((
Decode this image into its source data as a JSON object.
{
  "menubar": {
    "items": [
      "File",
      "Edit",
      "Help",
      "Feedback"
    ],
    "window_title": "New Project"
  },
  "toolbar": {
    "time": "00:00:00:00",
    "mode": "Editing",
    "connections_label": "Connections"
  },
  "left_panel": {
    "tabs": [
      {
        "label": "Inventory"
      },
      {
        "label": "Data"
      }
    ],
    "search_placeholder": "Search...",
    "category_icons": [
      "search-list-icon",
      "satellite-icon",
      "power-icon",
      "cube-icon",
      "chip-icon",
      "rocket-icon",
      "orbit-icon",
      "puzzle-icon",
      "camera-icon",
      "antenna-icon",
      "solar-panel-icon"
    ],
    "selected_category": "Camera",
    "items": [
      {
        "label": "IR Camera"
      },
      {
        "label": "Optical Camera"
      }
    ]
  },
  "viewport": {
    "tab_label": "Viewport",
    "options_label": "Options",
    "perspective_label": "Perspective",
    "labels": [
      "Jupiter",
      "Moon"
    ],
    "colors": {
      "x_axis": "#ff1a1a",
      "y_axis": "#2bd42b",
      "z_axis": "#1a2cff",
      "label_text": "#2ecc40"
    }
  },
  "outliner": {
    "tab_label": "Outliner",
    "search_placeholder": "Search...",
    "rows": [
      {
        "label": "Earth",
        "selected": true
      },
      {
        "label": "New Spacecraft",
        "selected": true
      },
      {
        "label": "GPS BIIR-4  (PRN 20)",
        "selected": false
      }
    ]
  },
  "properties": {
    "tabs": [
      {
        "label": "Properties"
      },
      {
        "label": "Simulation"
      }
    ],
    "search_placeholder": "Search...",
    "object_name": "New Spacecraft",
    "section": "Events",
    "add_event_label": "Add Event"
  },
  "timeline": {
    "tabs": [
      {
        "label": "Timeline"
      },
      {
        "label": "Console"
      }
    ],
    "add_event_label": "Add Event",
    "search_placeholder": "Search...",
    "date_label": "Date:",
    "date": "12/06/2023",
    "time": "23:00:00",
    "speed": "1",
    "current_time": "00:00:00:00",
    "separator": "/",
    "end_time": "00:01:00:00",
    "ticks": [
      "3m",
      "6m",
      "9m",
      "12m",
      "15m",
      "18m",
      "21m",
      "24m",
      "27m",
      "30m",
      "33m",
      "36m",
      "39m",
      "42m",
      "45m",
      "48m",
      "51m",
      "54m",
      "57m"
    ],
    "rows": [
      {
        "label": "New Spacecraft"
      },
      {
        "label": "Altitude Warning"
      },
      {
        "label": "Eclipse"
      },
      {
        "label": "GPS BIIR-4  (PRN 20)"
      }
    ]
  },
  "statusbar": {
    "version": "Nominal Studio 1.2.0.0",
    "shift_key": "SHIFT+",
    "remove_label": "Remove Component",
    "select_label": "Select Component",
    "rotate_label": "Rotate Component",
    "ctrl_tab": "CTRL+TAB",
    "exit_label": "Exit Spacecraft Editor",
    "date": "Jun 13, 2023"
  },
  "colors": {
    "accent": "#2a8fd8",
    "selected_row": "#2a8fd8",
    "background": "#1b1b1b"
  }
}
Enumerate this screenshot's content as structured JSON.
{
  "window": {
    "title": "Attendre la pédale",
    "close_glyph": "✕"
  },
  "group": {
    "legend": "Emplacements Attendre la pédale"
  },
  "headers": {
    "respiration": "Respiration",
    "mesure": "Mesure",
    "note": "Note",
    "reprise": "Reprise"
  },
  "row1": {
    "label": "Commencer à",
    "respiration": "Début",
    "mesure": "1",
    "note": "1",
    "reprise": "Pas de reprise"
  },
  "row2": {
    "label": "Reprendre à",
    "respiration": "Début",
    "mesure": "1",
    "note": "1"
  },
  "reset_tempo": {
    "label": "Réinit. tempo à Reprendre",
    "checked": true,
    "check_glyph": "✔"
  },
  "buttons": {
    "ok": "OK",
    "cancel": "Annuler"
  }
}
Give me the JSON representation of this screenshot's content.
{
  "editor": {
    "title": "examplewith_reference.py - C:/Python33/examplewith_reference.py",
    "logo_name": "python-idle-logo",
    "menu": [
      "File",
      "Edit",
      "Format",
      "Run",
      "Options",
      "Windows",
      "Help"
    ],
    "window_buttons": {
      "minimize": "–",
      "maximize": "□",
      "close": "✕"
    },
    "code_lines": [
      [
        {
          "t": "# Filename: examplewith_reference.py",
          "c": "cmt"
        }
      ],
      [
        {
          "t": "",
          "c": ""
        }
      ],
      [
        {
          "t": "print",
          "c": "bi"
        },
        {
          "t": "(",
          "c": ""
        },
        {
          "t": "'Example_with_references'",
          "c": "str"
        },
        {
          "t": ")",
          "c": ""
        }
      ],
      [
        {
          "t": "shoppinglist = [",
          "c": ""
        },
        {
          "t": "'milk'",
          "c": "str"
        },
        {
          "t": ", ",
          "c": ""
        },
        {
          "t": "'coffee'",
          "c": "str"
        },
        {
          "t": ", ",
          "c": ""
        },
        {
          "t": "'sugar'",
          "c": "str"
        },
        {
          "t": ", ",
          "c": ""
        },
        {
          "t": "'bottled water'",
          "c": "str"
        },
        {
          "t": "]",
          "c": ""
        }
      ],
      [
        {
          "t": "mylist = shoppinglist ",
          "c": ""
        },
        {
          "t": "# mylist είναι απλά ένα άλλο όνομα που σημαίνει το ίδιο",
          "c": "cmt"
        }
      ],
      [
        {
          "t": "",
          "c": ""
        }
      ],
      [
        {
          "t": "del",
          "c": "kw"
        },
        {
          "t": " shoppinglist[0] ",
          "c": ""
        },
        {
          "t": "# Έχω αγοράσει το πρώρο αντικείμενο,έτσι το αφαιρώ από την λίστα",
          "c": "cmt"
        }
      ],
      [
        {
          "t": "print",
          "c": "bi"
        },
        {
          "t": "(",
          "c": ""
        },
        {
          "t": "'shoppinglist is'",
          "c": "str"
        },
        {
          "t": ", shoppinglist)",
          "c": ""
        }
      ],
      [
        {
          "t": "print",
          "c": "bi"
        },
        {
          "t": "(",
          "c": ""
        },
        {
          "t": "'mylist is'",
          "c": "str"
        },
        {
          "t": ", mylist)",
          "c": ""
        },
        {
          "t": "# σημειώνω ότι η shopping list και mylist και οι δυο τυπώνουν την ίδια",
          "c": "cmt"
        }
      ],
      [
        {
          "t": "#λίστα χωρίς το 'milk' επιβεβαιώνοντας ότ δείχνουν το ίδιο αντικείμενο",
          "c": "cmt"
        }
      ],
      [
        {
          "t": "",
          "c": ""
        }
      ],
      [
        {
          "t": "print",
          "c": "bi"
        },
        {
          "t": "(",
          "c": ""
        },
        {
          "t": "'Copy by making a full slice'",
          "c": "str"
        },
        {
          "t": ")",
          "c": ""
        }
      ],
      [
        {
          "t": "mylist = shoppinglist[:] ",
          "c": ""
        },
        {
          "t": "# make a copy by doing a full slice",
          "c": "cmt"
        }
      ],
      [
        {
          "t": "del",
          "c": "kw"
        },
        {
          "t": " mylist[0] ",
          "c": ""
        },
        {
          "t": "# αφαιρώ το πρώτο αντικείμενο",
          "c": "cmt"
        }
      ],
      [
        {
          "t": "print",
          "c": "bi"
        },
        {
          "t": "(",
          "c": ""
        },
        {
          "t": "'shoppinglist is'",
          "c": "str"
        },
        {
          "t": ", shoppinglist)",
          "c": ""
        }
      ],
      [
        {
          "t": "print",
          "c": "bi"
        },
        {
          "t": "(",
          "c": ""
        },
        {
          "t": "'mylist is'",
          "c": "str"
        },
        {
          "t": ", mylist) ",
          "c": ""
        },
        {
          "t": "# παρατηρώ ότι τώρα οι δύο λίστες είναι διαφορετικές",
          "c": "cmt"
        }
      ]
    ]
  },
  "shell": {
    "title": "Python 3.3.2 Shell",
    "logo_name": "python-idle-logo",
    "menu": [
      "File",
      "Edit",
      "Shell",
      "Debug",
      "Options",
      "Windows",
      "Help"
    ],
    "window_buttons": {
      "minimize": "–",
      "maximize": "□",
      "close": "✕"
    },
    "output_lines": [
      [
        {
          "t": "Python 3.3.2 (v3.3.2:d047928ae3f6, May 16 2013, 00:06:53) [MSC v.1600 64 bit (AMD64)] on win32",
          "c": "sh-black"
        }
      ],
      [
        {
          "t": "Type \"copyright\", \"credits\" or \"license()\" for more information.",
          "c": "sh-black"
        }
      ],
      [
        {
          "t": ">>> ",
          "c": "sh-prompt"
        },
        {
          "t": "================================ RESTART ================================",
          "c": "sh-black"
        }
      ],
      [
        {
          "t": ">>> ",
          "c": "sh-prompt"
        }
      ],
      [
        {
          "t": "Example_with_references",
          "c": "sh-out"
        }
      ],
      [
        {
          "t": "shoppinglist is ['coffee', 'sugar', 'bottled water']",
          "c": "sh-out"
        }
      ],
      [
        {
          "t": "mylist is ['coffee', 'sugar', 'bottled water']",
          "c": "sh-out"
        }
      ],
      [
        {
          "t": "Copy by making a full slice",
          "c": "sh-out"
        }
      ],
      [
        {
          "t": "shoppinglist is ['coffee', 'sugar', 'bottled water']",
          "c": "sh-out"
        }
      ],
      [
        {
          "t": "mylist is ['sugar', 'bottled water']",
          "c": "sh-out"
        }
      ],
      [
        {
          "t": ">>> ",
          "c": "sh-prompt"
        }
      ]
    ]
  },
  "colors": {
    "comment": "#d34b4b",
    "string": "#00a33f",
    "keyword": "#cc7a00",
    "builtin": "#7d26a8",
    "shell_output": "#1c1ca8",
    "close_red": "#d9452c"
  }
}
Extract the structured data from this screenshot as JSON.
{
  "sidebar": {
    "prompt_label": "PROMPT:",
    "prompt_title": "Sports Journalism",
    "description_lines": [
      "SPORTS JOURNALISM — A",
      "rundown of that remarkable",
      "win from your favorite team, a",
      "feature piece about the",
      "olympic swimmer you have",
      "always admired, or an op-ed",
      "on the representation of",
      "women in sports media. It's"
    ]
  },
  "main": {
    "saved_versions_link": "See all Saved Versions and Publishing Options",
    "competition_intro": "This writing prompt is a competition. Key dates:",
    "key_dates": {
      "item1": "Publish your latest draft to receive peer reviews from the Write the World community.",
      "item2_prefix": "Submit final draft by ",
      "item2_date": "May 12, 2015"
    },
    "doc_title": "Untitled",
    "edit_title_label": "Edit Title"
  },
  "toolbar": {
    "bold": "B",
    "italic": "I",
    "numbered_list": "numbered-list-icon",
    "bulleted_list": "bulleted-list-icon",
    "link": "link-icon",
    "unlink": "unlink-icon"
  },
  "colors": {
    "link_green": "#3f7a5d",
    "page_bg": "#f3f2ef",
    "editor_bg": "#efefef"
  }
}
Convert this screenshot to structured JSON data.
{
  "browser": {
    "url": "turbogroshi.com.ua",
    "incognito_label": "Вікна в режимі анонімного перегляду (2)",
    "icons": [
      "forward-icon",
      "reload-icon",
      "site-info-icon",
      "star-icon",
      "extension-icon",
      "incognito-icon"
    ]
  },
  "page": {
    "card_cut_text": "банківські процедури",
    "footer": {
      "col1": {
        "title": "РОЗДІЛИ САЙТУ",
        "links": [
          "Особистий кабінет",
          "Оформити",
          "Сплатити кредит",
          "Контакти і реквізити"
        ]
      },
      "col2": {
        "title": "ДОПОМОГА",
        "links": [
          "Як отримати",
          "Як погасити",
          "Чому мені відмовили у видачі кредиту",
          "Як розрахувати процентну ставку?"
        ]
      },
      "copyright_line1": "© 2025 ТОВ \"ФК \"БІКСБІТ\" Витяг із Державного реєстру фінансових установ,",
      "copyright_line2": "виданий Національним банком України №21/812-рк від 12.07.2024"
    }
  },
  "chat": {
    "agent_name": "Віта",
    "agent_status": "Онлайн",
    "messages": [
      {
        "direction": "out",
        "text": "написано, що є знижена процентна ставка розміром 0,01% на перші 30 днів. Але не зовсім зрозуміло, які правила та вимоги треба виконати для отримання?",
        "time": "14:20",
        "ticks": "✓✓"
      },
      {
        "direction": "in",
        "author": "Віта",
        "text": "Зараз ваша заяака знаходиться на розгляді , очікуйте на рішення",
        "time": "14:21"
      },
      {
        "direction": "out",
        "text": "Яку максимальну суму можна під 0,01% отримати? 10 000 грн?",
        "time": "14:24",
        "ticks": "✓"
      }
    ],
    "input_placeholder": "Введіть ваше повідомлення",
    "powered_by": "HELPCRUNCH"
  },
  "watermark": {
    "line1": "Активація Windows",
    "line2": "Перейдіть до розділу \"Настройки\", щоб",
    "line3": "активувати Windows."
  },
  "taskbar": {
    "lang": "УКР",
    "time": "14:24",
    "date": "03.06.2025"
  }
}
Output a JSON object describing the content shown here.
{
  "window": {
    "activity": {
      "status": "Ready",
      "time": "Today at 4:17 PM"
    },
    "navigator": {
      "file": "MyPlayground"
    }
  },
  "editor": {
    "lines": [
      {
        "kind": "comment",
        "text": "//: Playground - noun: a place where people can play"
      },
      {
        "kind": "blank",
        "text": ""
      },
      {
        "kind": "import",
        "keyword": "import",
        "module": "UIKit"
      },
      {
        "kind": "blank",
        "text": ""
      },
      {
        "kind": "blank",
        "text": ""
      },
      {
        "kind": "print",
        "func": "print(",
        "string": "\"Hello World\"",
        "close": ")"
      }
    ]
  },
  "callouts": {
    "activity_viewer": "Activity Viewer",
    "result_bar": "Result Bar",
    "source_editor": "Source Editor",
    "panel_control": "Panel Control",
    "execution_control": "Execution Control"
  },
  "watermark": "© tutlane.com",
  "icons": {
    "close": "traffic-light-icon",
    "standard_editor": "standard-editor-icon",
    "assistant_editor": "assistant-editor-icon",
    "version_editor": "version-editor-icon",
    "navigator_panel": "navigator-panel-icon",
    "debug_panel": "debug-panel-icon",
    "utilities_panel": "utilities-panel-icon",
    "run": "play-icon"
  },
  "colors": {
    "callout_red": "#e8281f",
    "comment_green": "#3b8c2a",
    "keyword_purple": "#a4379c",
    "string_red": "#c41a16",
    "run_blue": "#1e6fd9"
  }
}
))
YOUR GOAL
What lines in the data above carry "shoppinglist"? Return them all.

SOLUTION FOR THIS EXERCISE
          "t": "shoppinglist = [",
          "t": "mylist = shoppinglist ",
          "t": " shoppinglist[0] ",
          "t": "'shoppinglist is'",
          "t": ", shoppinglist)",
          "t": "mylist = shoppinglist[:] ",
          "t": "'shoppinglist is'",
          "t": ", shoppinglist)",
          "t": "shoppinglist is ['coffee', 'sugar', 'bottled water']",
          "t": "shoppinglist is ['coffee', 'sugar', 'bottled water']",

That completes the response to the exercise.